Shenzhen currently faces the highest vacancy rate, with rental prices having dropped by 30% compared to the previous years, returning to levels seen 11 years ago. In Beijing, the average rent decreased by over 9% last year. However, based on actual transaction prices, some areas have experienced a significant 50% reduction in rental prices. For instance, in a popular office district in Wangjing, the rental price per square meter per day has fallen from 7 yuan in the past two years to the current 3.5 yuan.

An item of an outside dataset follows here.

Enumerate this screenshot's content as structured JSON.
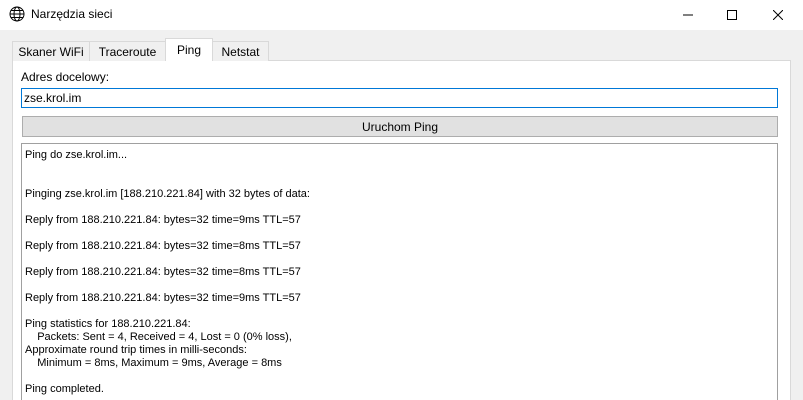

From 2021 to 2023, the net absorption of Grade A office space in Beijing plummeted from 1.01 million square meters to 127,000 square meters, marking an 87% decline. In Shanghai, the figure dropped from 1.36 million square meters to 390,000 square meters, representing a 71% decrease. Similarly, in Shenzhen, the net absorption shrank from 840,000 square meters to 220,000 square meters, indicating a 74% decline. Based on this set of data, it is evident that the demand for Grade A office space in these three major first-tier cities has sharply contracted by 70-90% over the past two years.
The Zhongguancun and Wangjing areas in Beijing are the two most concentrated hubs for internet companies. However, in recent years, many internet enterprises have started to withdraw. Companies such as ByteDance, Microsoft, iQiyi, among others, have terminated their leases in Zhongguancun, while Meituan has gone a step further by prematurely vacating 30,000 square meters in Wangjing.

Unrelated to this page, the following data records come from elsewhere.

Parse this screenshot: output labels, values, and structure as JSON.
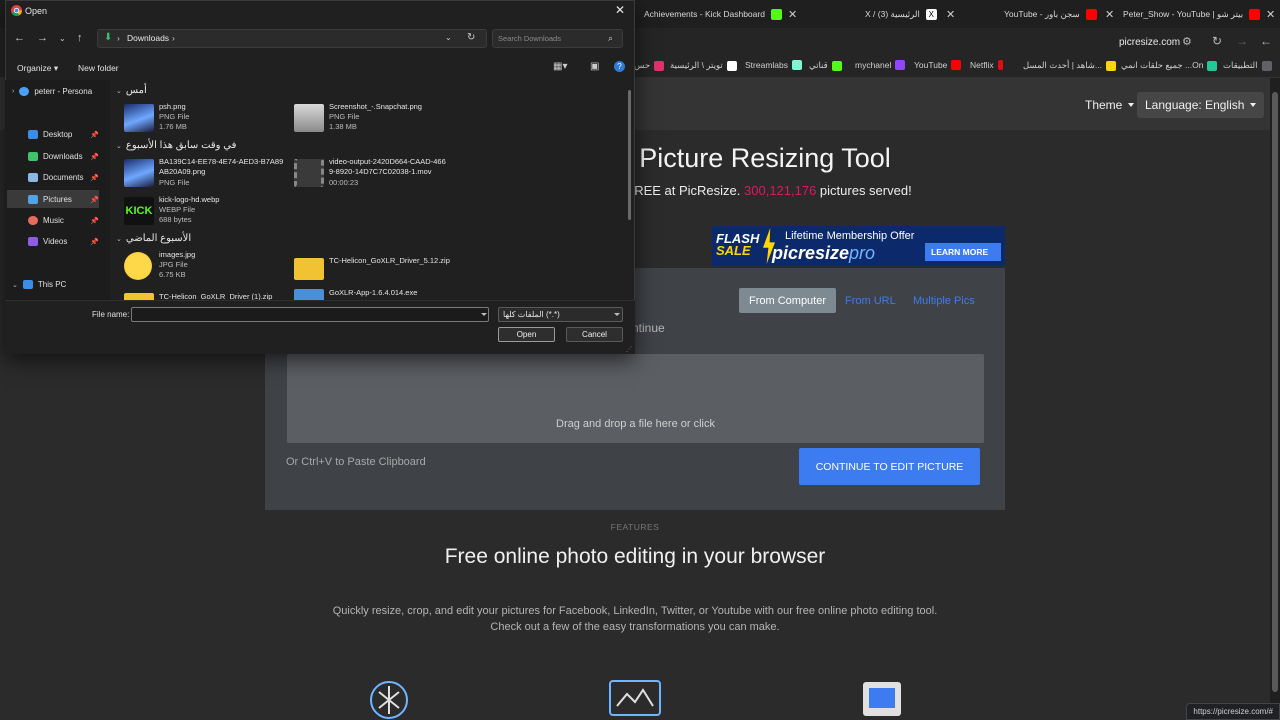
{
  "tabs": [
    {
      "label": "Achievements - Kick Dashboard",
      "color": "#53fc18"
    },
    {
      "label": "X / الرئيسية (3)",
      "color": "#ffffff"
    },
    {
      "label": "YouTube - سجن باور",
      "color": "#ff0000"
    },
    {
      "label": "Peter_Show - YouTube | بيتر شو",
      "color": "#ff0000"
    }
  ],
  "address_bar": {
    "url": "picresize.com"
  },
  "bookmarks": [
    {
      "label": "التطبيقات",
      "color": "#5f6368"
    },
    {
      "label": "جميع حلقات انمي ...On",
      "color": "#20c997"
    },
    {
      "label": "شاهد | أحدث المسل...",
      "color": "#ffd600"
    },
    {
      "label": "Netflix",
      "color": "#e50914"
    },
    {
      "label": "YouTube",
      "color": "#ff0000"
    },
    {
      "label": "mychanel",
      "color": "#9146ff"
    },
    {
      "label": "قناتي",
      "color": "#53fc18"
    },
    {
      "label": "Streamlabs",
      "color": "#80f5d2"
    },
    {
      "label": "تويتر \\ الرئيسية",
      "color": "#ffffff"
    },
    {
      "label": "حس",
      "color": "#e1306c"
    }
  ],
  "site": {
    "theme_label": "Theme",
    "language_label": "Language: English",
    "hero_title": "Picture Resizing Tool",
    "hero_sub_prefix": "r FREE at PicResize. ",
    "hero_count": "300,121,176",
    "hero_sub_suffix": " pictures served!",
    "banner": {
      "flash": "FLASH",
      "sale": "SALE",
      "offer": "Lifetime Membership Offer",
      "logo_a": "picresize",
      "logo_b": "pro",
      "learn": "LEARN MORE"
    },
    "source_tabs": {
      "computer": "From Computer",
      "url": "From URL",
      "multi": "Multiple Pics"
    },
    "continue_hint": "ntinue",
    "dropzone_text": "Drag and drop a file here or click",
    "paste_hint": "Or Ctrl+V to Paste Clipboard",
    "continue_button": "CONTINUE TO EDIT PICTURE",
    "features_label": "FEATURES",
    "features_title": "Free online photo editing in your browser",
    "features_desc1": "Quickly resize, crop, and edit your pictures for Facebook, LinkedIn, Twitter, or Youtube with our free online photo editing tool.",
    "features_desc2": "Check out a few of the easy transformations you can make.",
    "status_url": "https://picresize.com/#"
  },
  "dialog": {
    "title": "Open",
    "path": "Downloads",
    "search_placeholder": "Search Downloads",
    "organize": "Organize",
    "new_folder": "New folder",
    "nav": {
      "onedrive": "peterr - Persona",
      "desktop": "Desktop",
      "downloads": "Downloads",
      "documents": "Documents",
      "pictures": "Pictures",
      "music": "Music",
      "videos": "Videos",
      "thispc": "This PC"
    },
    "groups": {
      "yesterday": "أمس",
      "earlier_week": "في وقت سابق هذا الأسبوع",
      "last_week": "الأسبوع الماضي"
    },
    "files": [
      {
        "name": "psh.png",
        "type": "PNG File",
        "size": "1.76 MB"
      },
      {
        "name": "Screenshot_-.Snapchat.png",
        "type": "PNG File",
        "size": "1.38 MB"
      },
      {
        "name": "BA139C14-EE78-4E74-AED3-B7A89",
        "name2": "AB20A09.png",
        "type": "PNG File"
      },
      {
        "name": "video-output-2420D664-CAAD-466",
        "name2": "9-8920-14D7C7C02038-1.mov",
        "type": "00:00:23"
      },
      {
        "name": "kick-logo-hd.webp",
        "type": "WEBP File",
        "size": "688 bytes"
      },
      {
        "name": "images.jpg",
        "type": "JPG File",
        "size": "6.75 KB"
      },
      {
        "name": "TC-Helicon_GoXLR_Driver_5.12.zip"
      },
      {
        "name": "TC-Helicon_GoXLR_Driver (1).zip"
      },
      {
        "name": "GoXLR-App-1.6.4.014.exe"
      }
    ],
    "filename_label": "File name:",
    "filename_value": "",
    "filetype": "الملفات كلها (*.*)",
    "open_button": "Open",
    "cancel_button": "Cancel"
  }
}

Furthermore, the withdrawal of foreign capital has also, to a certain extent, reduced the demand for office spaces. Some of these departures are attributed to the rising operational costs and increased profit pressures in China, while others are due to geopolitical factors prompting an exit from the Chinese market. Although China has recently implemented various measures to attract foreign investment, there is a possibility that some foreign capital may return to the Chinese market. However, those foreign entities that left due to geopolitical reasons may find it challenging to return to China in the short term. For the office space market, the demand gap created by the departure of foreign clients may be difficult to fill in the short term.
In the past few years of the epidemic, the economy has been in such a state that China has undergone a complete transformation. The economy has declined sharply, and the service industry has also declined significantly. This reflects from the side that China's so-called transformation is extremely difficult.